As a kid, I thought I was peculiar looking and generally odd. I had been president of my junior high class and when I entered high school, I was awed by the mammoth surroundings. So Mom and I had several long talks about my inferiority complex. Time and time again she explained that it didn’t matter what you looked like on the outside. It was what you were on the inside that mattered, anywhere you were—at a dance, in school, at home, throughout life. And, looking back, I learned that a personality is more than a skin-deep affair. This is one lesson I’ll never forget.
So above all, getting back to my very first tip, have fun. Don’t look bored, nervous or unhappy. Gloom just keeps everybody away. A smile comes in handy. Put it on and enjoy yourself talking to the other girls around you. Then too, you could move to different sections of the dance floor from time to time. You’ll see more people, more fellows will notice you, and before you know it you’ll be on the dance floor, too. Another thing to remember—don’t travel in crowds or giggle too loud. It scares us guys. We also don’t like it when girls lose things. So . . .
When it’s time to leave the dance, look around to make sure you have all your belongings. We at the “Bandstand” have accumulated some lost ’n’ found pile. My wife’s the one girl I know who doesn’t have to worry when she goes through my pockets and finds bobby pins, safety pins. glasses, rubber bands, combs, barrettes, bracelets, earrings, etc. The reason? Two reasons. One, these are some of the things I find after the kids have gone home from dances. Two, these are the items I’ve learned to bring with me to telecasts and dances because girls forever dash up to me with this type of comment: “Dick, would you, by any chance, have a bobby pin? My hair’s flying all over the place!” or “Dick, have you an extra comb? I left mine in the ladies’ room.” One girl came over to me and frantically clutching at her waist, whispered, “Would you have a safety pin? I’m desperate. I think my crinoline has come loose.” Moral: Take along—don’t borrow—your extra artillery, girls. I won’t always be handy to provide it.

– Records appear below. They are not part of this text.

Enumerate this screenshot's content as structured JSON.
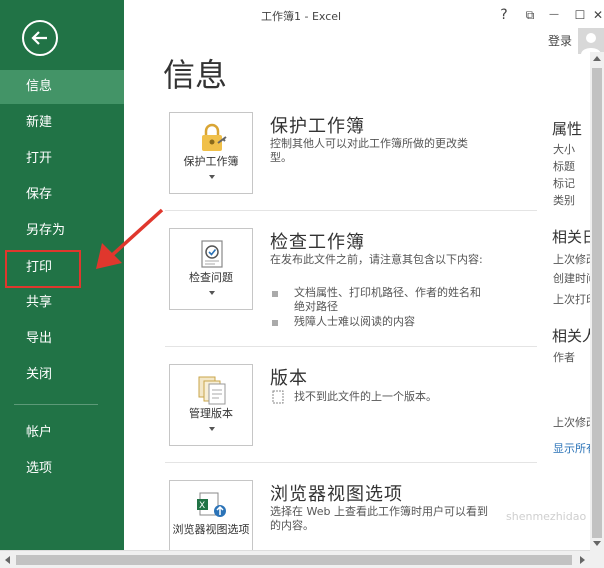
{
  "window": {
    "title": "工作簿1 - Excel",
    "help": "?",
    "restore": "⧉",
    "minimize": "—",
    "maximize": "☐",
    "close": "✕",
    "login": "登录"
  },
  "sidebar": {
    "back_icon": "back-arrow-icon",
    "items": [
      {
        "label": "信息",
        "active": true
      },
      {
        "label": "新建"
      },
      {
        "label": "打开"
      },
      {
        "label": "保存"
      },
      {
        "label": "另存为"
      },
      {
        "label": "打印"
      },
      {
        "label": "共享"
      },
      {
        "label": "导出"
      },
      {
        "label": "关闭"
      },
      {
        "label": "帐户"
      },
      {
        "label": "选项"
      }
    ]
  },
  "page": {
    "title": "信息"
  },
  "sections": {
    "protect": {
      "button_label": "保护工作簿",
      "title": "保护工作簿",
      "desc": "控制其他人可以对此工作簿所做的更改类型。"
    },
    "inspect": {
      "button_label": "检查问题",
      "title": "检查工作簿",
      "desc": "在发布此文件之前，请注意其包含以下内容:",
      "bullets": [
        "文档属性、打印机路径、作者的姓名和绝对路径",
        "残障人士难以阅读的内容"
      ]
    },
    "versions": {
      "button_label": "管理版本",
      "title": "版本",
      "desc": "找不到此文件的上一个版本。"
    },
    "browser": {
      "button_label": "浏览器视图选项",
      "title": "浏览器视图选项",
      "desc": "选择在 Web 上查看此工作簿时用户可以看到的内容。"
    }
  },
  "properties": {
    "heading": "属性",
    "labels": [
      "大小",
      "标题",
      "标记",
      "类别"
    ],
    "related_dates_heading": "相关日期",
    "dates": [
      "上次修改时间",
      "创建时间",
      "上次打印时间"
    ],
    "related_people_heading": "相关人员",
    "people_label": "作者",
    "last_modified_by": "上次修改者",
    "show_all": "显示所有属性"
  },
  "watermark": "shenmezhidao"
}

But I can provide this advice. I know most girls can become good dancers, either jitterbug or straight. I think if you practice listening to the music, pay attention to the tempo, you’ll have half the battle of the dance floor won. The other half is in the steps themselves. Where do you learn them? A lot of girls I’ve met learned the basic steps at home, from an older sister, brother or along with girlfriends. (And Photoplay has given you diagrams on page 65 for some fun steps.) Dance studios can supply the polish, if you need it. In no time at all your answer to May I Have this dance?” will be a happy, confident “I’d love to.”
Meanwhile, just put a record on—and start doing what comes naturally! That s all for this month.
It is a quote. PHOTOPLAY MAGAZINE OCTOBER 1958